Allergan CEO Brent Saunders is mostly unfazed by the encroaching crowd. He said during a Sept. 5 presentation at the 2018 Wells Fargo Healthcare Conference that although Allergan takes its competition seriously, the company has been successfully dealing with rivals outside the U.S. for a long time.

"I think the fact that there'll be four or five potential neuromodulators on the market in the U.S. is probably a good thing for the overall market, because our penetration in this market is single-digits," Saunders said. "This market should expand significantly."

Considering the rise of botulinum procedures in the U.S. for the last two decades, competition seems to have only increased the fervor. Saunders said that investors "don't appreciate the competitive environment for neurotoxins in and of itself."

In the U.S. more than 4.5 million botulinum toxin procedures were performed in 2016, according to the American Society for Aesthetic Plastic Surgery, or ASAPS. The number of injectable aesthetic procedures overall made a 40% jump in five years. At an average procedure cost of $376, the total expenditure for aesthetic uses in 2016 was more than $1.7 billion.

As Allergan's best-selling product, Botox brought in $3.17 billion for aesthetic and therapeutic uses in 2017, almost 20% of the company's entire revenue. By way of comparison, Ipsen made $382 million total with Dysport.

One factor that sets Botox apart is the number of uses for which it has been approved. Its sales figure comprises revenue from treatments for overactive bladder, urinary incontinence, migraines and more. Allergan is also undergoing clinical trials to demonstrate Botox's effectiveness as a treatment for depression, where it has demonstrated success.
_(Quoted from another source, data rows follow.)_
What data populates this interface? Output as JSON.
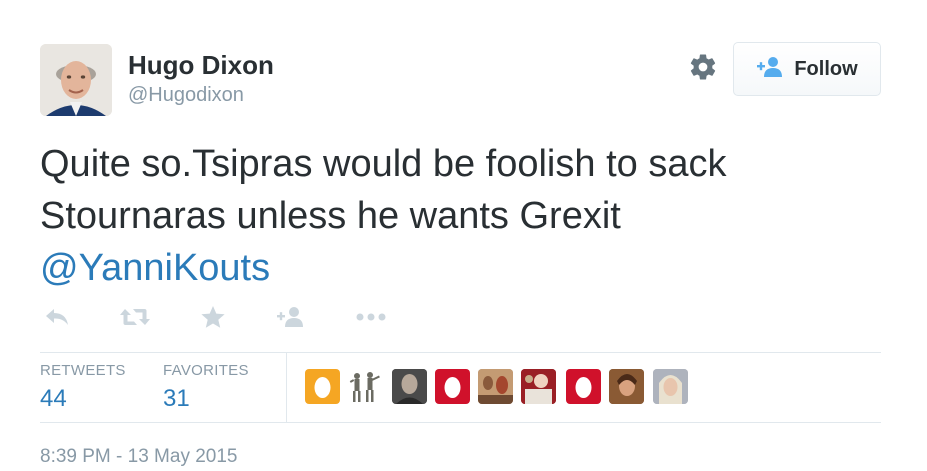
{
  "author": {
    "name": "Hugo Dixon",
    "handle": "@Hugodixon"
  },
  "follow_button": {
    "label": "Follow"
  },
  "tweet": {
    "text": "Quite so.Tsipras would be foolish to sack Stournaras unless he wants Grexit",
    "mention": "@YanniKouts"
  },
  "actions": [
    {
      "name": "reply",
      "icon": "reply-icon"
    },
    {
      "name": "retweet",
      "icon": "retweet-icon"
    },
    {
      "name": "favorite",
      "icon": "star-icon"
    },
    {
      "name": "follow",
      "icon": "follow-user-icon"
    },
    {
      "name": "more",
      "icon": "more-dots-icon"
    }
  ],
  "stats": {
    "retweets_label": "RETWEETS",
    "retweets_count": "44",
    "favorites_label": "FAVORITES",
    "favorites_count": "31"
  },
  "timestamp": "8:39 PM - 13 May 2015",
  "colors": {
    "link": "#2b7bb9",
    "muted": "#8899a6",
    "text": "#292f33",
    "icon": "#ccd6dd",
    "egg_orange": "#f5a623",
    "egg_red": "#d0112b"
  }
}
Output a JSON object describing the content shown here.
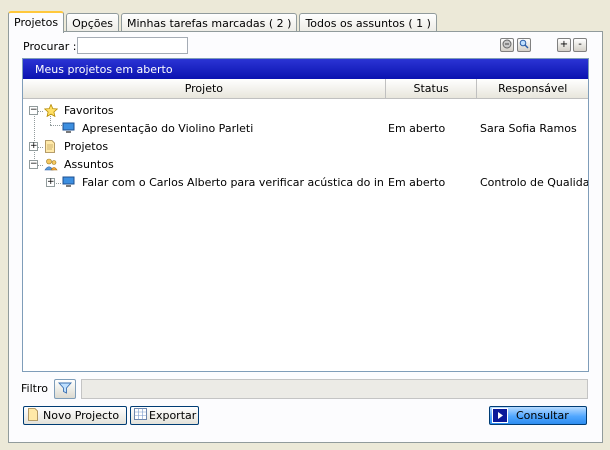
{
  "tabs": [
    {
      "label": "Projetos"
    },
    {
      "label": "Opções"
    },
    {
      "label": "Minhas tarefas marcadas ( 2 )"
    },
    {
      "label": "Todos os assuntos ( 1 )"
    }
  ],
  "search": {
    "label": "Procurar :",
    "value": ""
  },
  "toolbar": {
    "add_label": "+",
    "remove_label": "-"
  },
  "grid": {
    "title": "Meus projetos em aberto",
    "columns": [
      "Projeto",
      "Status",
      "Responsável"
    ],
    "rows": [
      {
        "name": "Favoritos",
        "status": "",
        "owner": ""
      },
      {
        "name": "Apresentação do Violino Parleti",
        "status": "Em aberto",
        "owner": "Sara Sofia Ramos"
      },
      {
        "name": "Projetos",
        "status": "",
        "owner": ""
      },
      {
        "name": "Assuntos",
        "status": "",
        "owner": ""
      },
      {
        "name": "Falar com o Carlos Alberto para verificar acústica do instrum…",
        "status": "Em aberto",
        "owner": "Controlo de Qualidade"
      }
    ],
    "expanders": {
      "minus": "−",
      "plus": "+"
    }
  },
  "filter": {
    "label": "Filtro",
    "value": ""
  },
  "buttons": {
    "new_project": "Novo Projecto",
    "export": "Exportar",
    "consult": "Consultar"
  },
  "colors": {
    "grid_title_bg": "#1b23c4",
    "tab_highlight": "#ffc83c",
    "consult_bg": "#51a7ff"
  }
}
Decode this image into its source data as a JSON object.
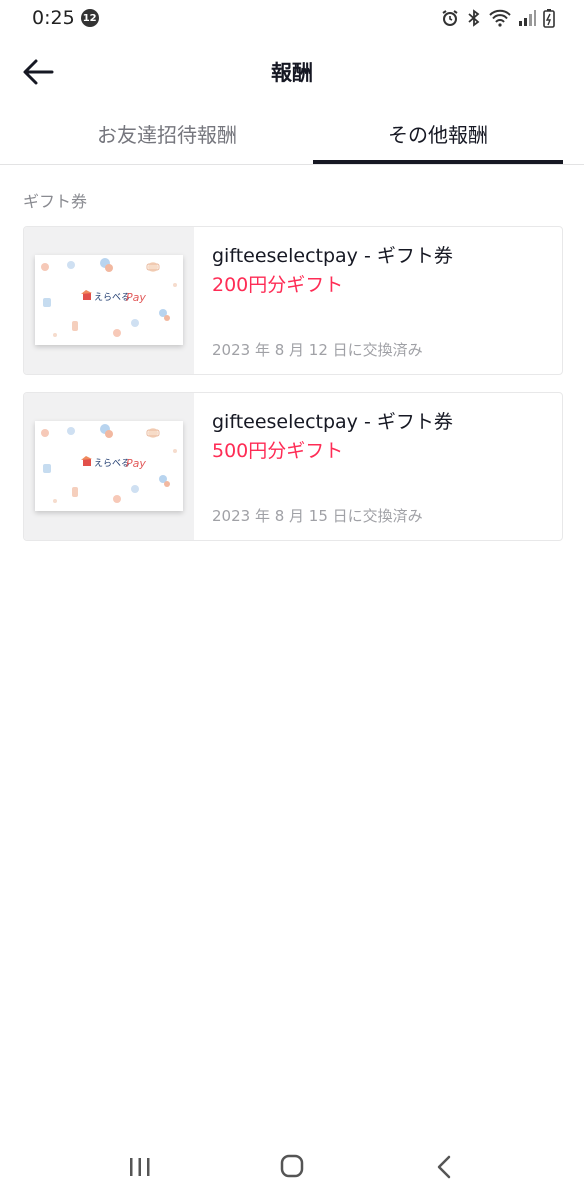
{
  "status_bar": {
    "time": "0:25",
    "notification_count": "12"
  },
  "header": {
    "title": "報酬"
  },
  "tabs": [
    {
      "label": "お友達招待報酬",
      "active": false
    },
    {
      "label": "その他報酬",
      "active": true
    }
  ],
  "section": {
    "label": "ギフト券"
  },
  "rewards": [
    {
      "title": "gifteeselectpay - ギフト券",
      "amount": "200円分ギフト",
      "date": "2023 年 8 月 12 日に交換済み",
      "voucher_brand": "えらべる",
      "voucher_pay": "Pay"
    },
    {
      "title": "gifteeselectpay - ギフト券",
      "amount": "500円分ギフト",
      "date": "2023 年 8 月 15 日に交換済み",
      "voucher_brand": "えらべる",
      "voucher_pay": "Pay"
    }
  ],
  "colors": {
    "accent": "#fe2c55",
    "text_primary": "#161823",
    "text_secondary": "#75767d",
    "date_text": "#a0a1a6"
  },
  "icons": {
    "status": [
      "alarm-icon",
      "bluetooth-icon",
      "wifi-icon",
      "signal-icon",
      "battery-icon"
    ],
    "header": "back-arrow-icon",
    "navbar": [
      "recent-apps-icon",
      "home-icon",
      "nav-back-icon"
    ]
  }
}
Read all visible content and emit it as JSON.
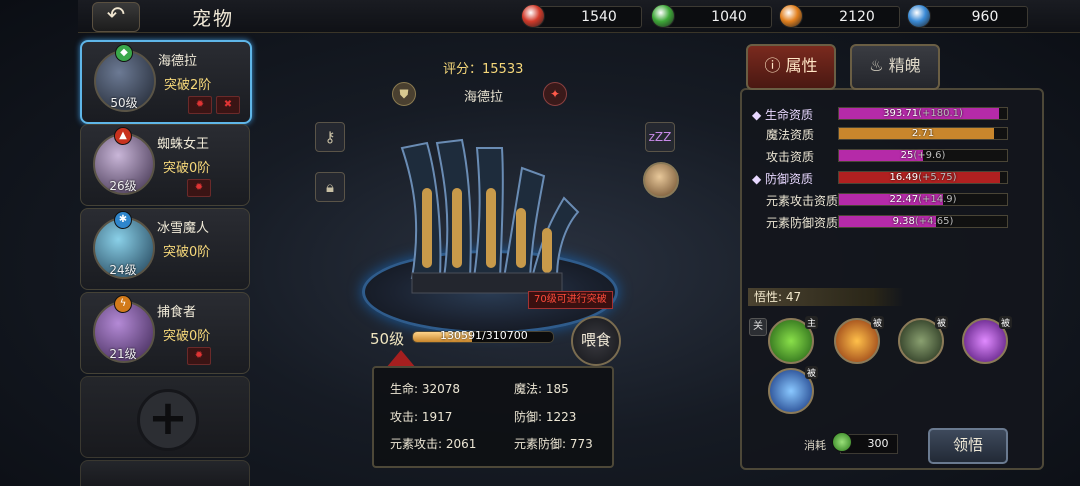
{
  "header": {
    "title": "宠物",
    "back_label": "↶"
  },
  "resources": [
    {
      "icon": "red-gem-icon",
      "color": "#d23a2a",
      "value": "1540"
    },
    {
      "icon": "green-gem-icon",
      "color": "#3ea838",
      "value": "1040"
    },
    {
      "icon": "lightning-orb-icon",
      "color": "#e2801e",
      "value": "2120"
    },
    {
      "icon": "snowflake-orb-icon",
      "color": "#3a8ad6",
      "value": "960"
    }
  ],
  "pets": [
    {
      "name": "海德拉",
      "breakthrough": "突破2阶",
      "level": "50级",
      "element": "wind",
      "element_color": "#3aa84a",
      "element_glyph": "◆",
      "active": true
    },
    {
      "name": "蜘蛛女王",
      "breakthrough": "突破0阶",
      "level": "26级",
      "element": "fire",
      "element_color": "#c8321e",
      "element_glyph": "▲",
      "active": false
    },
    {
      "name": "冰雪魔人",
      "breakthrough": "突破0阶",
      "level": "24级",
      "element": "ice",
      "element_color": "#2f86cc",
      "element_glyph": "✱",
      "active": false
    },
    {
      "name": "捕食者",
      "breakthrough": "突破0阶",
      "level": "21级",
      "element": "lightning",
      "element_color": "#d27a1a",
      "element_glyph": "ϟ",
      "active": false
    }
  ],
  "center": {
    "score_label": "评分：15533",
    "pet_name": "海德拉",
    "level": "50级",
    "exp_text": "130591/310700",
    "exp_fraction": 0.42,
    "breakthrough_note": "70级可进行突破",
    "feed_label": "喂食",
    "sleep_label": "zZZ",
    "stats": [
      {
        "label": "生命: 32078"
      },
      {
        "label": "魔法: 185"
      },
      {
        "label": "攻击: 1917"
      },
      {
        "label": "防御: 1223"
      },
      {
        "label": "元素攻击: 2061"
      },
      {
        "label": "元素防御: 773"
      }
    ]
  },
  "panel": {
    "tabs": [
      {
        "label": "属性",
        "active": true
      },
      {
        "label": "精魄",
        "active": false
      }
    ],
    "aptitudes": [
      {
        "label": "◆ 生命资质",
        "base": "393.71",
        "bonus": "(+180.1)",
        "fill": 0.95,
        "color": "#b52aa8",
        "highlight": true
      },
      {
        "label": "魔法资质",
        "base": "2.71",
        "bonus": "",
        "fill": 0.92,
        "color": "#c8862c",
        "highlight": false
      },
      {
        "label": "攻击资质",
        "base": "25",
        "bonus": "(+9.6)",
        "fill": 0.5,
        "color": "#b52aa8",
        "highlight": false
      },
      {
        "label": "◆ 防御资质",
        "base": "16.49",
        "bonus": "(+5.75)",
        "fill": 0.96,
        "color": "#b02020",
        "highlight": true
      },
      {
        "label": "元素攻击资质",
        "base": "22.47",
        "bonus": "(+14.9)",
        "fill": 0.62,
        "color": "#b52aa8",
        "highlight": false
      },
      {
        "label": "元素防御资质",
        "base": "9.38",
        "bonus": "(+4.65)",
        "fill": 0.58,
        "color": "#b52aa8",
        "highlight": false
      }
    ],
    "wisdom": "悟性: 47",
    "lock_toggle": "关",
    "skills": [
      {
        "icon": "green-slash-skill-icon",
        "tag": "主",
        "color": "#3a9a2a"
      },
      {
        "icon": "orange-burst-skill-icon",
        "tag": "被",
        "color": "#d2701a"
      },
      {
        "icon": "dragon-skull-skill-icon",
        "tag": "被",
        "color": "#4a6a3a"
      },
      {
        "icon": "purple-triangle-skill-icon",
        "tag": "被",
        "color": "#8a2ad2"
      },
      {
        "icon": "blue-arrow-skill-icon",
        "tag": "被",
        "color": "#2a62c8"
      }
    ],
    "consume_label": "消耗",
    "consume_value": "300",
    "comprehend_label": "领悟"
  }
}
Allergan is also looking to expand in the younger market. Millennials have increasingly become a more viable target for Botox and other medical aesthetics. Patients ages 19 to 34 represent 14% of the botulinum toxin market, according to ASAPS, and that growing number is changing the way aesthetics businesses are thinking about their products.

"We do believe the millennials will be more price-sensitive as they come into the category. The strategy we use for the baby boomers doesn't give me the strategy we use for the millennials," Saunders said. "And you'll see some of that really changing with the way we go to market in the coming year or two as millennials become more important to us."

Allergan has also diversified in the aesthetics business by offering its dermal filler Juvederm and double-chin reducer Kybella, among others. Galderma entered the filler space with Restylane, Sculptra and Emervel.

These are all non-surgical procedures with big growth potential to possibly rival botulinum toxins, Saunders said.